Fill your bucket with 3 gallons of lukewarm water.  Don't use cold.  It will cause the soap to "set up" really fast.  Pour 1 CUP of washing soda and 1 CUP of borax into the bucket, and stir with the stick.  Be careful with these powders.  It's kind of like making Kool Aid, as in it is easy to inhale accidentally, so you should hold your breath when pouring it out.  Mix it until it is dissolved.

STEP 4: 
Gently pour the contents of the pot (the Fels)  INTO the bucket and stir.  Your soap will congeal a bit, typically by the next day but sometimes before.  It is perfectly OK to use the soap as soon as you make it.  You will either need to stir it before using if the gel-like consistency grosses you out, or you can just use it straight in there.  After significant self-talk, I can now use it straight in. 

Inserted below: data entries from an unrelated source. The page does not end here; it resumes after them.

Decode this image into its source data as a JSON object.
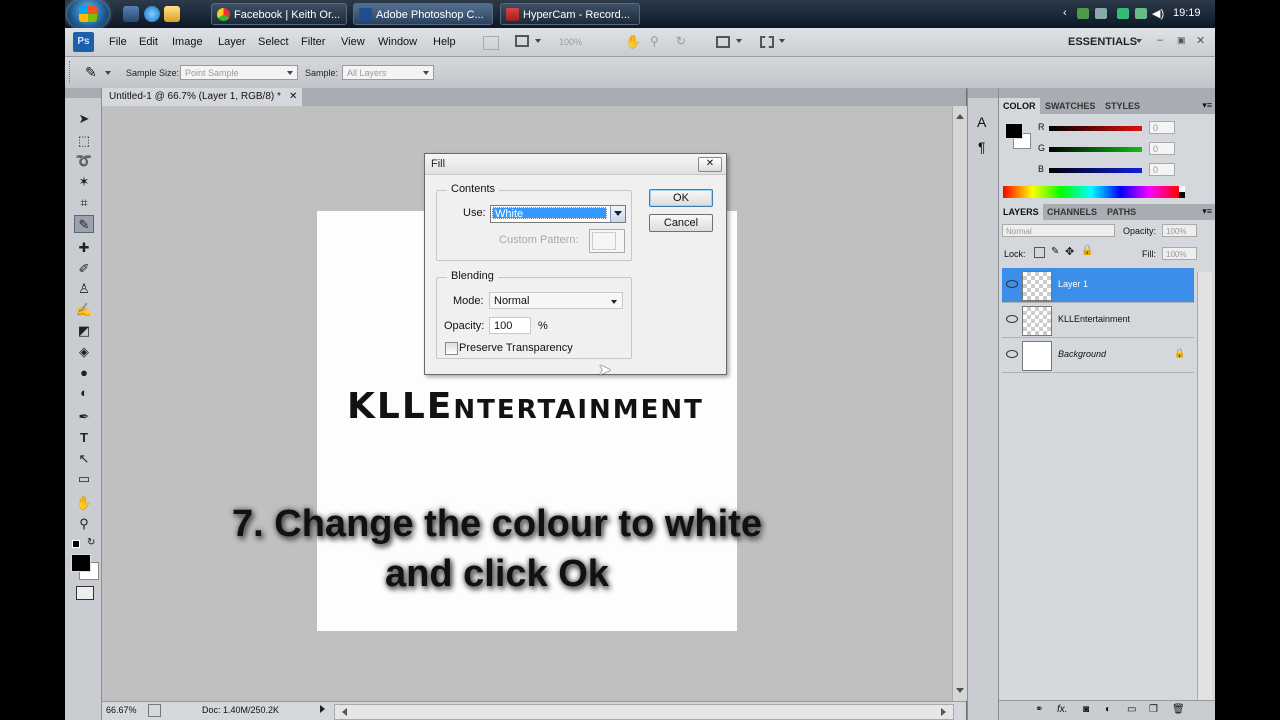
{
  "taskbar": {
    "tasks": [
      {
        "label": "Facebook | Keith Or...",
        "active": false
      },
      {
        "label": "Adobe Photoshop C...",
        "active": true
      },
      {
        "label": "HyperCam - Record...",
        "active": false
      }
    ],
    "clock": "19:19"
  },
  "menubar": {
    "app_badge": "Ps",
    "items": [
      "File",
      "Edit",
      "Image",
      "Layer",
      "Select",
      "Filter",
      "View",
      "Window",
      "Help"
    ],
    "zoom": "100%",
    "workspace": "ESSENTIALS"
  },
  "options_bar": {
    "sample_size_label": "Sample Size:",
    "sample_size_value": "Point Sample",
    "sample_label": "Sample:",
    "sample_value": "All Layers"
  },
  "document": {
    "tab_title": "Untitled-1 @ 66.7% (Layer 1, RGB/8) *",
    "logo_big": "KLLE",
    "logo_small": "NTERTAINMENT",
    "caption_line1": "7.  Change the colour to white",
    "caption_line2": "and click  Ok",
    "status_zoom": "66.67%",
    "status_doc": "Doc: 1.40M/250.2K"
  },
  "fill_dialog": {
    "title": "Fill",
    "contents_label": "Contents",
    "use_label": "Use:",
    "use_value": "White",
    "custom_pattern_label": "Custom Pattern:",
    "blending_label": "Blending",
    "mode_label": "Mode:",
    "mode_value": "Normal",
    "opacity_label": "Opacity:",
    "opacity_value": "100",
    "opacity_unit": "%",
    "preserve_label": "Preserve Transparency",
    "preserve_checked": false,
    "ok_label": "OK",
    "cancel_label": "Cancel"
  },
  "color_panel": {
    "tabs": [
      "COLOR",
      "SWATCHES",
      "STYLES"
    ],
    "channels": [
      {
        "name": "R",
        "value": "0",
        "color": "#d01010"
      },
      {
        "name": "G",
        "value": "0",
        "color": "#10a010"
      },
      {
        "name": "B",
        "value": "0",
        "color": "#1020d0"
      }
    ]
  },
  "layers_panel": {
    "tabs": [
      "LAYERS",
      "CHANNELS",
      "PATHS"
    ],
    "blend_mode": "Normal",
    "opacity_label": "Opacity:",
    "opacity_value": "100%",
    "lock_label": "Lock:",
    "fill_label": "Fill:",
    "fill_value": "100%",
    "layers": [
      {
        "name": "Layer 1",
        "selected": true
      },
      {
        "name": "KLLEntertainment",
        "selected": false
      },
      {
        "name": "Background",
        "selected": false
      }
    ]
  }
}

Finished product, before it congeals.     
Congratulations!!  You just made detergent!!  Cover your bucket with a lid, keep it up high from little people, and you can use it immediately. 

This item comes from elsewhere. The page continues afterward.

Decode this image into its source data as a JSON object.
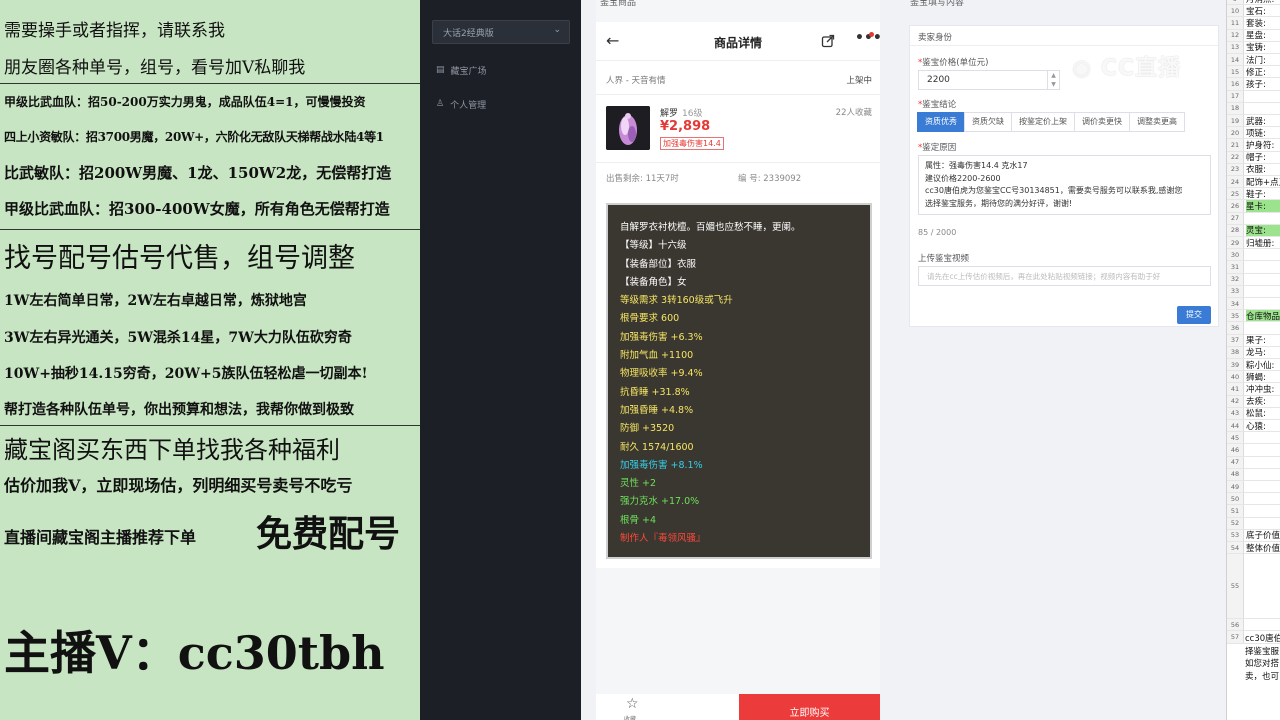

1.  How much do I use in a large load?  1 cup for top loading machines, 1/4 cup for front loading machines.
2.  Will this hurt my machine?  I don't think so, but you'd have to ask it.  It hasn't bothered mine and I have had both machines.
3.  Does it sud? No.  Which is awesome because you can use it in a front loading machine, and you DON'T NEED FABRIC SOFTENER.  At all.  Not even a dryer sheet. 
4.  What does it smell like?  Nothing.  It is just clean.  There is a tiny bit of a fragrance from the Fels, and you can add essential oils, but to me the price of the oils negates my laundry savings.  What I do is use the Downy Unstopables for fragrance, and it doesn't take much for a great scent, probably because it isn't competing for fragrance space with my detergent.  P.S.  Those Unstopables are great for making auto air fresheners.  Just make up a "Christmas Ornament Dough" recipe, and put some of those in the mix. Use a cookie cutter for the shape and use a straw to poke a hole in the top to put a string through.  Great gifts from kids to grandparents.
5. Does it really work?  Yes, it does.  I do use the detergent to pre-treat really bad stains.  I also use peroxide for blood stains too.  But it really does work.  Try more or less in your machine.  
6.  Is it safe for my clothes?  I have not had one problem in using it on my clothes.  
7.  Do I really save money?  Ok, this is the fun fun part:
                        I wash about one load a day.  I have a family of 6.
Cost per batch:  Borax, $0.80 + Washing Soda, +$0.48 + Fels Naptha, $1.00 = $2.27


So I spend less than $10 a year on washing all of our clothes!  And SO CAN YOU!!!!!

Aren't you inspired now?!?  Get your keys, get to Walmart, and

. . . . . stick it to the man.

Have a great day!!